The major development is that we have a full secondary school, the primary school is still in my house. We have a clinic on the premises and a full time medical nurse as you may be aware that the parents of over 90 percent of our 400 children died of Aids and we have a couple of children who are living positively and require medical attention. We also need to provide food to our children and we were so lucky that Mary’s Meal came to our rescue to provide two meals of phala (porridge) a day. We have also built a science and physics laboratory and a multipurpose hall.
Since the inception of our secondary education, we have sent over 35 students to colleges. Apart from that, we have produced children who are now working in various organisations and entrepreneurship sectors who successfully serve as role models for the current crop of students we have at Jacaranda foundation. Education wise it has been a great success because we have educated, graduated many children who are working and helped shape the foundation of other vulnerable children.
Why did Jacaranda Foundation embark on vocational college?
You can agree with me that not children that graduate with a Malawi School Certificate of Education (MSCE) accumulate points to enable them to enroll with public universities such as Chancellor College or Polytechnic. Therefore, we want to reduce the number of students that are loafing after successfully completing their secondary education in our catchment area.

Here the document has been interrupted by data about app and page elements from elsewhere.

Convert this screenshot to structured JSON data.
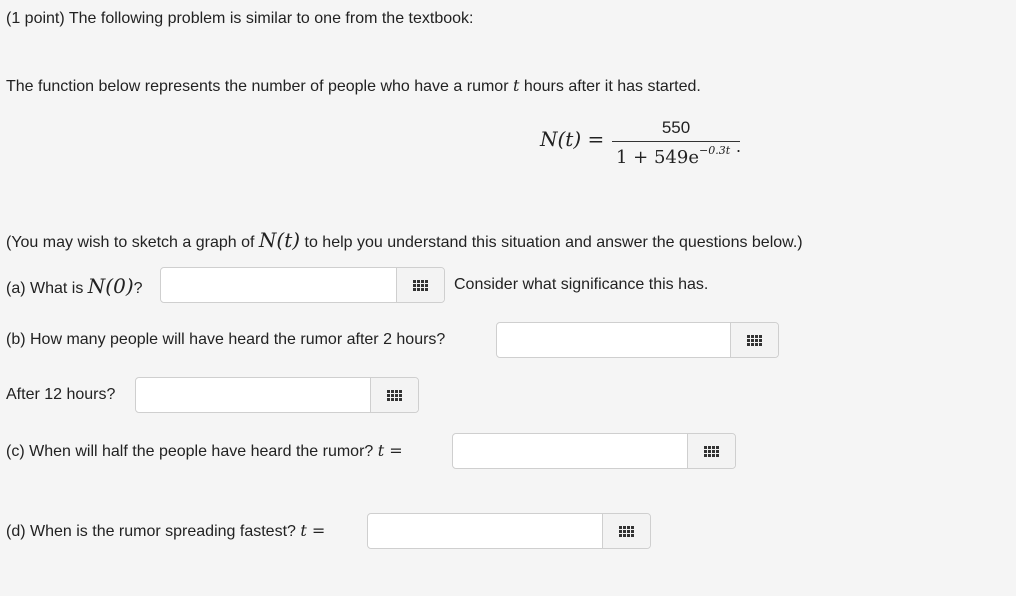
{
  "header": {
    "intro": "(1 point) The following problem is similar to one from the textbook:"
  },
  "problem": {
    "statement_before": "The function below represents the number of people who have a rumor",
    "statement_var": "t",
    "statement_after": "hours after it has started."
  },
  "formula": {
    "lhs": "N(t) =",
    "numerator": "550",
    "denominator_base": "1 + 549e",
    "denominator_exp": "−0.3t",
    "trailing": "."
  },
  "hint": {
    "before": "(You may wish to sketch a graph of",
    "math": "N(t)",
    "after": "to help you understand this situation and answer the questions below.)"
  },
  "questions": {
    "a": {
      "before": "(a) What is",
      "math": "N(0)",
      "after": "?",
      "note": "Consider what significance this has.",
      "value": ""
    },
    "b": {
      "label": "(b) How many people will have heard the rumor after 2 hours?",
      "value": ""
    },
    "b2": {
      "label": "After 12 hours?",
      "value": ""
    },
    "c": {
      "label": "(c) When will half the people have heard the rumor?",
      "math": "t =",
      "value": ""
    },
    "d": {
      "label": "(d) When is the rumor spreading fastest?",
      "math": "t =",
      "value": ""
    }
  },
  "icons": {
    "keyboard_button": "equation-editor-grid-icon"
  }
}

The Jacaranda vocation college will have several courses such as TV productions and Photography, tailoring and designing, welding and fabrication, Carpentry and Joinery, Bricklaying. The idea is to carter for hundreds of poor young people who are inactive and help them cultivate a entrepreneurship culture so that they are able to embark on economic activities to help themselves make their ends meet as well as bail out their families in future.
Most vulnerable children live with poor guardians in their respective homes. How do you save the situation?
We make sure those children’s lives are granted at home. We know for sure that when their homes are not well, they will not do well in school. Therefore, knowing that most of our children are living with guardians, some very old and hardly working, we give them maize for food. We also empower some guardians including women by disbursing credit to embark on micro-business which can sustain their families.
Why Jacaranda Foundation promotes arts?
Arts is very important, let me tell you why? Most of our children are orphans who are so suppressed and going through a lot of challenges, including emotional trauma. So, when they come to the school and we give them music, painting or drama, they are able to express themselves and relieve the burden of emotional stress. Through arts we have seen most of our children taking out their problems and start interacting and excelling in school. This is one of the reasons why Jacaranda foundation prioritises arts for development.
Shaping the future of vulnerable children is involving. It needs sound resources and multiple players because there are several things involved such as health, food, education and facilities. Therefore, lack of resources remains a huge setback to this noble work. We would love to have plenty of resources and supporters because we are working in different areas to ensure the future of a vulnerable child is safeguarded. n